I enter worlds that I don’t know much about and eventually understand what they’re about, what’s happening in them. Let’s say East 100th Street, I was introduced to a white minister and he said he can’t give me permission to take pictures, ‘you’ll have to meet with the citizens committee and they will look into it’, so that’s what I did. They said ‘photographers come to our neighbourhood all the time and take pictures’ – what we would call ‘poverty pictures’ – ‘and nothing changes’. I said, ‘I work a little differently, I work with large format, four by five-inch camera, I hang out, I photograph, and I give prints to people as I photograph them.’ I used to bring members of the gang pictures that I took outside the neighbourhood, say a fashion photograph to give them a sense of another world outside of their world. Slowly people began to understand that I was helping them, not hurting them, and allowed me in.

What advice does Bruce have to share with young photographers? Stay longer, revisit your subjects, wait.  “I think what I see with younger photographers is they don’t stay around long enough. They photograph, let’s say, someone selling hotdogs on the street, (but) they should do more than just take one picture; they should come back, day after day, maybe even year after year to photograph the entire family that has its business (there)"

USA. New York City. 1959. Brooklyn Gang USA. Reno, Navada. 1960. Director John Huston and Marilyn Monroe during the filming of “The Misfits”© Bruce Davidson/Magnum

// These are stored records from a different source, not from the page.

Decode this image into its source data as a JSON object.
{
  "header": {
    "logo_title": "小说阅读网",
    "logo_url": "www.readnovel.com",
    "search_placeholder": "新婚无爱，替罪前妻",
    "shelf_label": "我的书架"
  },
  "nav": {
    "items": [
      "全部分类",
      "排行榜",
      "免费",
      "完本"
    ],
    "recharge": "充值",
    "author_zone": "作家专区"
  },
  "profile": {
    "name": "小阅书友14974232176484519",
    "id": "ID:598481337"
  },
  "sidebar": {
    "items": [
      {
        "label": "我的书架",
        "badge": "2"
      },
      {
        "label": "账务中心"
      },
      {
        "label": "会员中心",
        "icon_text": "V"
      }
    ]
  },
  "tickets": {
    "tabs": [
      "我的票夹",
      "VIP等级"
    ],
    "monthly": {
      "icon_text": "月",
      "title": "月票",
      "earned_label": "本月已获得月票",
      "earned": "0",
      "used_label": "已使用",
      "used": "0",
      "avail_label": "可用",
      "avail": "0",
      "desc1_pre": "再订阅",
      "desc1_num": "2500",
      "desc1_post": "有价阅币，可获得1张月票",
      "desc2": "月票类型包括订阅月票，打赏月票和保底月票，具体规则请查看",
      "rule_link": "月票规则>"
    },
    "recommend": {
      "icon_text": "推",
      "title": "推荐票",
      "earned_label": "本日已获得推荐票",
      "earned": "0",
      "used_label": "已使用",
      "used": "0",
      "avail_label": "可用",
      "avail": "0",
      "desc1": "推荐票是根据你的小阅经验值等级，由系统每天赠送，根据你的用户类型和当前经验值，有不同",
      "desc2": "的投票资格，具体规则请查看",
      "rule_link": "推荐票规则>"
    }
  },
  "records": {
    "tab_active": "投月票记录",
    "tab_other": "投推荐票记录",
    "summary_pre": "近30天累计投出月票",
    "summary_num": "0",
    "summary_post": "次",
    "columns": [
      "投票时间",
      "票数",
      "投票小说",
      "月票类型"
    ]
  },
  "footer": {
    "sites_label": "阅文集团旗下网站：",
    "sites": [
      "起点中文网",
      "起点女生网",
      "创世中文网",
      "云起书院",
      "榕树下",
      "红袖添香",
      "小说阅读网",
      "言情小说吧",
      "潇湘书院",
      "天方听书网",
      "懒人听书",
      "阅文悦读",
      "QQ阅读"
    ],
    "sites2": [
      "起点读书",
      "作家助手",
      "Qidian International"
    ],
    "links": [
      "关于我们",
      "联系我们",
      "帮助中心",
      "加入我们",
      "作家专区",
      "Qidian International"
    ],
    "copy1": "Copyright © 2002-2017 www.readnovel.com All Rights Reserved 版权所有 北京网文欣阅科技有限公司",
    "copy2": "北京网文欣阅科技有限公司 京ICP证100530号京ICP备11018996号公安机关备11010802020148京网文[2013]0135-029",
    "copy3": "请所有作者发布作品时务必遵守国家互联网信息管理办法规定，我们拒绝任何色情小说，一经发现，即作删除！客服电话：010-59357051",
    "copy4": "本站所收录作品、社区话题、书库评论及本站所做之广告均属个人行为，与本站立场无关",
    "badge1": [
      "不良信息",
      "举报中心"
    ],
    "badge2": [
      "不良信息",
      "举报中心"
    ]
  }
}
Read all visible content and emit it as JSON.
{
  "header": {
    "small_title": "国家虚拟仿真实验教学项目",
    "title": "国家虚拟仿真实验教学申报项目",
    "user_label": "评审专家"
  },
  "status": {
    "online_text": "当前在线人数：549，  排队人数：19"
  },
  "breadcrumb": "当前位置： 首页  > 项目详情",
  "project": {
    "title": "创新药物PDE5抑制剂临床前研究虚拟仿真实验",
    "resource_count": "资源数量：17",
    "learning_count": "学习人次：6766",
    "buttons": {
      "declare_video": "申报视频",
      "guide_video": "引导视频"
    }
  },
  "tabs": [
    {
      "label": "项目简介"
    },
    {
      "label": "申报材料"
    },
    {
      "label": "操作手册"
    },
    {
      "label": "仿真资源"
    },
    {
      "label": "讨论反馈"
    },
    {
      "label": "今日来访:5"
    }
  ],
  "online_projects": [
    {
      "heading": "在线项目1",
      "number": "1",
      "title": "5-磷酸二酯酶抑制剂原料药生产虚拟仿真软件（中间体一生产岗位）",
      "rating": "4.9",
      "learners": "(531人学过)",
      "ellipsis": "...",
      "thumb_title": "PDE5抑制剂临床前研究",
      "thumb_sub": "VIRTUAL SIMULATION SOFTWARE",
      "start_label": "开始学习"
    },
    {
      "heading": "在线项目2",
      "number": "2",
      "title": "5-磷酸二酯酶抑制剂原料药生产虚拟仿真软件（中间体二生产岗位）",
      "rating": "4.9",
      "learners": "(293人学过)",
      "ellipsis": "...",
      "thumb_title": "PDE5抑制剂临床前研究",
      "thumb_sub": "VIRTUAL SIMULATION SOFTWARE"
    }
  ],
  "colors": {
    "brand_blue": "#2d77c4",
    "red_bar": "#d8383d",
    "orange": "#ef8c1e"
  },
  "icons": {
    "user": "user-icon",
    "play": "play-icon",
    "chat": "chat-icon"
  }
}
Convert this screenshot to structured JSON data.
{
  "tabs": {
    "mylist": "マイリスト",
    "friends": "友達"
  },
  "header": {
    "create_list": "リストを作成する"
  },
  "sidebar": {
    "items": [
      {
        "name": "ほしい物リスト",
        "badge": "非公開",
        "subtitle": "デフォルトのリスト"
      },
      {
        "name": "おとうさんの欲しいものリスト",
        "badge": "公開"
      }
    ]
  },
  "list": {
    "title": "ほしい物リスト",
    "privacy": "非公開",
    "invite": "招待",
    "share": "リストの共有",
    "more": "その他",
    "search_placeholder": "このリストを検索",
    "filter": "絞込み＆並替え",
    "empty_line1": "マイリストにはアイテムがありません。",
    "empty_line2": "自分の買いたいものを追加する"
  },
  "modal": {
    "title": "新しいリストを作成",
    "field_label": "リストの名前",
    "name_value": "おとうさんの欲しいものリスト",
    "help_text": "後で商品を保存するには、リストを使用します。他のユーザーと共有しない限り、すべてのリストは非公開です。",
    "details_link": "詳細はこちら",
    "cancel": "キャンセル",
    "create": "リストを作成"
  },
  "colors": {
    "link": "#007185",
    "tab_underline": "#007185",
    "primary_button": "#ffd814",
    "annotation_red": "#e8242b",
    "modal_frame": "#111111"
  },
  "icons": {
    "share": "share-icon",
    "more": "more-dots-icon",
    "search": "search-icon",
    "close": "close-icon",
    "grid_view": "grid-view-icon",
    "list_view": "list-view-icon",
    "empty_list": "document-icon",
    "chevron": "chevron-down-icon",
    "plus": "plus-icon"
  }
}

USA. New York City. 1959. Brooklyn Gang USA. Reno, Navada. 1960. Director John Huston and Marilyn Monroe during the filming of “The Misfits”© Bruce Davidson/Magnum

Bruce has many pointers on spontaneity, deciding between color, black and white or digital imagery, capturing the mood, taking risks and last but not least: grow a thick skin. 

Read the entire thought-provoking article with Bruce on